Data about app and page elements
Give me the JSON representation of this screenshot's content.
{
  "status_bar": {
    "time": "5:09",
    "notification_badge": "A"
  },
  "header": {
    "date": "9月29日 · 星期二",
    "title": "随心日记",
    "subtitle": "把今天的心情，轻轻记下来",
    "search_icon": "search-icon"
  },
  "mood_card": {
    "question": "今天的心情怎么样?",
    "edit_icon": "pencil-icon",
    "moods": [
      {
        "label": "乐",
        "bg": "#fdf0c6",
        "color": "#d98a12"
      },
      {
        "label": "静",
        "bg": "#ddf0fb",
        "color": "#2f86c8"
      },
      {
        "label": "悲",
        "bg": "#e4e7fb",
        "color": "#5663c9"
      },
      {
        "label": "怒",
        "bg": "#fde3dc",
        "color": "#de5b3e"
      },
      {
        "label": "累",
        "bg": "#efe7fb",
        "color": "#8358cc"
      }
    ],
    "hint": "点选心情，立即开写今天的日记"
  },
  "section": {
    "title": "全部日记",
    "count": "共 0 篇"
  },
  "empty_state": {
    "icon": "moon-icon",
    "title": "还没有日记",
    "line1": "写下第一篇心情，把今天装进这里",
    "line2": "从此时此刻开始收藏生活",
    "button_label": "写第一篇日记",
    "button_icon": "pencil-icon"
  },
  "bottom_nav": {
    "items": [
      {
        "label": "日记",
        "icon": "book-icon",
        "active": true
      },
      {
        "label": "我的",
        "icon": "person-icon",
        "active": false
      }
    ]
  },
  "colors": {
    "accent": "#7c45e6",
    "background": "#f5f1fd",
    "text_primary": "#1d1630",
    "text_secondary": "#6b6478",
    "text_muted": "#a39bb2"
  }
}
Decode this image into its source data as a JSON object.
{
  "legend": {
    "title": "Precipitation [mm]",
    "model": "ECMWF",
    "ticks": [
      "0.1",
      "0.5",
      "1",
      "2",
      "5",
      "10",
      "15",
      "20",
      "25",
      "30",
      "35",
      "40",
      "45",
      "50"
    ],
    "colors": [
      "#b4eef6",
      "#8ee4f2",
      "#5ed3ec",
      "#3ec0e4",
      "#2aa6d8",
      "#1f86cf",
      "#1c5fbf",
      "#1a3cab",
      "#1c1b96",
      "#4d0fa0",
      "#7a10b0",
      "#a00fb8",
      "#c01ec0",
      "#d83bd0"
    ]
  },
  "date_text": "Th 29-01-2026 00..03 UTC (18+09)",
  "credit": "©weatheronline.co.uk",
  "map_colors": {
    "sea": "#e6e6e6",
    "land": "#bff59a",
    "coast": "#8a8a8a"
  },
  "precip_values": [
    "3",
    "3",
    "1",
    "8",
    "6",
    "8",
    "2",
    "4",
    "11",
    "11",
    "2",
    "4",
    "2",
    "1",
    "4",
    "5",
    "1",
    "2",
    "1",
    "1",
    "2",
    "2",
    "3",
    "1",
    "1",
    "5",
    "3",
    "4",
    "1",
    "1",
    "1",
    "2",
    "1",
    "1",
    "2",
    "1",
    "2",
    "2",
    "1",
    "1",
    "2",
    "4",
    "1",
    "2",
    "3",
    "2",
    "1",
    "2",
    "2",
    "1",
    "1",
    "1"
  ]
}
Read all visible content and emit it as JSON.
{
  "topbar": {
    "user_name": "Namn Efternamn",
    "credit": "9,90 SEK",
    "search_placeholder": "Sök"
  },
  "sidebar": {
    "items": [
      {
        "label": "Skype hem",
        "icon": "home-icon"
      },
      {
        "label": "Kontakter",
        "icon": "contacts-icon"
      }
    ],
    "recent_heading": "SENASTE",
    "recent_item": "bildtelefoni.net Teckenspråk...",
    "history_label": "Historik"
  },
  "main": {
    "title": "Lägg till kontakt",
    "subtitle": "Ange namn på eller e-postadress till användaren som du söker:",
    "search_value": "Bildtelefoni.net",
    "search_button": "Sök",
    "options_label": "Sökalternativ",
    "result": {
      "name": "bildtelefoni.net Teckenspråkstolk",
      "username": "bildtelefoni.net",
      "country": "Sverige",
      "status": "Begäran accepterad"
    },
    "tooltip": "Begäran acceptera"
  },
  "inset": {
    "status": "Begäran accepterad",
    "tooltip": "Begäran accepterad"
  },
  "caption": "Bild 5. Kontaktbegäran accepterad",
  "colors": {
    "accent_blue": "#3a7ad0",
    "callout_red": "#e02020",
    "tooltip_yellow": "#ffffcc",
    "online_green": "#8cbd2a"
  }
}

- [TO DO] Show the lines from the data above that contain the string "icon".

- [WRITTEN SOLUTION]
    "search_icon": "search-icon"
    "edit_icon": "pencil-icon",
    "icon": "moon-icon",
    "button_icon": "pencil-icon"
        "icon": "book-icon",
        "icon": "person-icon",
        "icon": "home-icon"
        "icon": "contacts-icon"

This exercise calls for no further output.